- Exercise instructions
Print every record word for word.

╭─ Task material

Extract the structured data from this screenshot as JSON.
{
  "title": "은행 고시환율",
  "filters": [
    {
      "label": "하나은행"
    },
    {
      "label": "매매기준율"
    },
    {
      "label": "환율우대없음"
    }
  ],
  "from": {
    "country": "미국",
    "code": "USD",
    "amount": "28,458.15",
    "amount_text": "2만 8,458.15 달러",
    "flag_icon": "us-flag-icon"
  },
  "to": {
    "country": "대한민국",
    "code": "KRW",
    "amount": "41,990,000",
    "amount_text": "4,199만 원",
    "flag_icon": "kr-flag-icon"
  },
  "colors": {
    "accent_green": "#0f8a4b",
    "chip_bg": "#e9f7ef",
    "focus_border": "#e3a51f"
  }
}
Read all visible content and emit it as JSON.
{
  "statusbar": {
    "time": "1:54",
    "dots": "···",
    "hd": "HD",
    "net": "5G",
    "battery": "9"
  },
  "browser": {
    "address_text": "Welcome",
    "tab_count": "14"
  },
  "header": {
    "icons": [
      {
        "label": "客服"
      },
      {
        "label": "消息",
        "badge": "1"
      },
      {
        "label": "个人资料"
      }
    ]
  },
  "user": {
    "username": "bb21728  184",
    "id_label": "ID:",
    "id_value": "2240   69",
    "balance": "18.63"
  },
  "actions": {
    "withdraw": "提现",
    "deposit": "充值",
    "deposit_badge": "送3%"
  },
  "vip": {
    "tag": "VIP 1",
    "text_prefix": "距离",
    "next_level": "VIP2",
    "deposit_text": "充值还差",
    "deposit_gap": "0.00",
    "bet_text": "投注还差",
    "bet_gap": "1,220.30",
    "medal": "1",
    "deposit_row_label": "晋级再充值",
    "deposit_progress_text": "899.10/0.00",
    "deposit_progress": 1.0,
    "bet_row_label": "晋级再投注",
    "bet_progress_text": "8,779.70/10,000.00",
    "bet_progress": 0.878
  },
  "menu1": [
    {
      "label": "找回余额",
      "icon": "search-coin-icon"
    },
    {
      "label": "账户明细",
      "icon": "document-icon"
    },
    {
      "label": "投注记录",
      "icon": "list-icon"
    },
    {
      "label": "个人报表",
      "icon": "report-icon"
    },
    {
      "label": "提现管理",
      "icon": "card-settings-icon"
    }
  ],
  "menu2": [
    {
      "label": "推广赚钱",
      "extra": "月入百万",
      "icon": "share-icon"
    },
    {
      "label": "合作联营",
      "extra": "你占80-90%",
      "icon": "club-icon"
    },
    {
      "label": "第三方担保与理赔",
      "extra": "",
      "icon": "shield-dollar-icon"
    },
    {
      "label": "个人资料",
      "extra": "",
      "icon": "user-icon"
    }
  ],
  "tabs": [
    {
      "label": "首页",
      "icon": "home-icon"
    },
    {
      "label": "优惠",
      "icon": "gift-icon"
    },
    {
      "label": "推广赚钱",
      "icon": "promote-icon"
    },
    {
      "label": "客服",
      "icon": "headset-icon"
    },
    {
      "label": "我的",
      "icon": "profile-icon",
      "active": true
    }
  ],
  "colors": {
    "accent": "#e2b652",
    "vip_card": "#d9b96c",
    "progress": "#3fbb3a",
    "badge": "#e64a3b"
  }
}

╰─

- Solution
Extract the structured data from this screenshot as JSON.
{
  "title": "은행 고시환율",
  "filters": [
    {
      "label": "하나은행"
    },
    {
      "label": "매매기준율"
    },
    {
      "label": "환율우대없음"
    }
  ],
  "from": {
    "country": "미국",
    "code": "USD",
    "amount": "28,458.15",
    "amount_text": "2만 8,458.15 달러",
    "flag_icon": "us-flag-icon"
  },
  "to": {
    "country": "대한민국",
    "code": "KRW",
    "amount": "41,990,000",
    "amount_text": "4,199만 원",
    "flag_icon": "kr-flag-icon"
  },
  "colors": {
    "accent_green": "#0f8a4b",
    "chip_bg": "#e9f7ef",
    "focus_border": "#e3a51f"
  }
}
Read all visible content and emit it as JSON.
{
  "statusbar": {
    "time": "1:54",
    "dots": "···",
    "hd": "HD",
    "net": "5G",
    "battery": "9"
  },
  "browser": {
    "address_text": "Welcome",
    "tab_count": "14"
  },
  "header": {
    "icons": [
      {
        "label": "客服"
      },
      {
        "label": "消息",
        "badge": "1"
      },
      {
        "label": "个人资料"
      }
    ]
  },
  "user": {
    "username": "bb21728  184",
    "id_label": "ID:",
    "id_value": "2240   69",
    "balance": "18.63"
  },
  "actions": {
    "withdraw": "提现",
    "deposit": "充值",
    "deposit_badge": "送3%"
  },
  "vip": {
    "tag": "VIP 1",
    "text_prefix": "距离",
    "next_level": "VIP2",
    "deposit_text": "充值还差",
    "deposit_gap": "0.00",
    "bet_text": "投注还差",
    "bet_gap": "1,220.30",
    "medal": "1",
    "deposit_row_label": "晋级再充值",
    "deposit_progress_text": "899.10/0.00",
    "deposit_progress": 1.0,
    "bet_row_label": "晋级再投注",
    "bet_progress_text": "8,779.70/10,000.00",
    "bet_progress": 0.878
  },
  "menu1": [
    {
      "label": "找回余额",
      "icon": "search-coin-icon"
    },
    {
      "label": "账户明细",
      "icon": "document-icon"
    },
    {
      "label": "投注记录",
      "icon": "list-icon"
    },
    {
      "label": "个人报表",
      "icon": "report-icon"
    },
    {
      "label": "提现管理",
      "icon": "card-settings-icon"
    }
  ],
  "menu2": [
    {
      "label": "推广赚钱",
      "extra": "月入百万",
      "icon": "share-icon"
    },
    {
      "label": "合作联营",
      "extra": "你占80-90%",
      "icon": "club-icon"
    },
    {
      "label": "第三方担保与理赔",
      "extra": "",
      "icon": "shield-dollar-icon"
    },
    {
      "label": "个人资料",
      "extra": "",
      "icon": "user-icon"
    }
  ],
  "tabs": [
    {
      "label": "首页",
      "icon": "home-icon"
    },
    {
      "label": "优惠",
      "icon": "gift-icon"
    },
    {
      "label": "推广赚钱",
      "icon": "promote-icon"
    },
    {
      "label": "客服",
      "icon": "headset-icon"
    },
    {
      "label": "我的",
      "icon": "profile-icon",
      "active": true
    }
  ],
  "colors": {
    "accent": "#e2b652",
    "vip_card": "#d9b96c",
    "progress": "#3fbb3a",
    "badge": "#e64a3b"
  }
}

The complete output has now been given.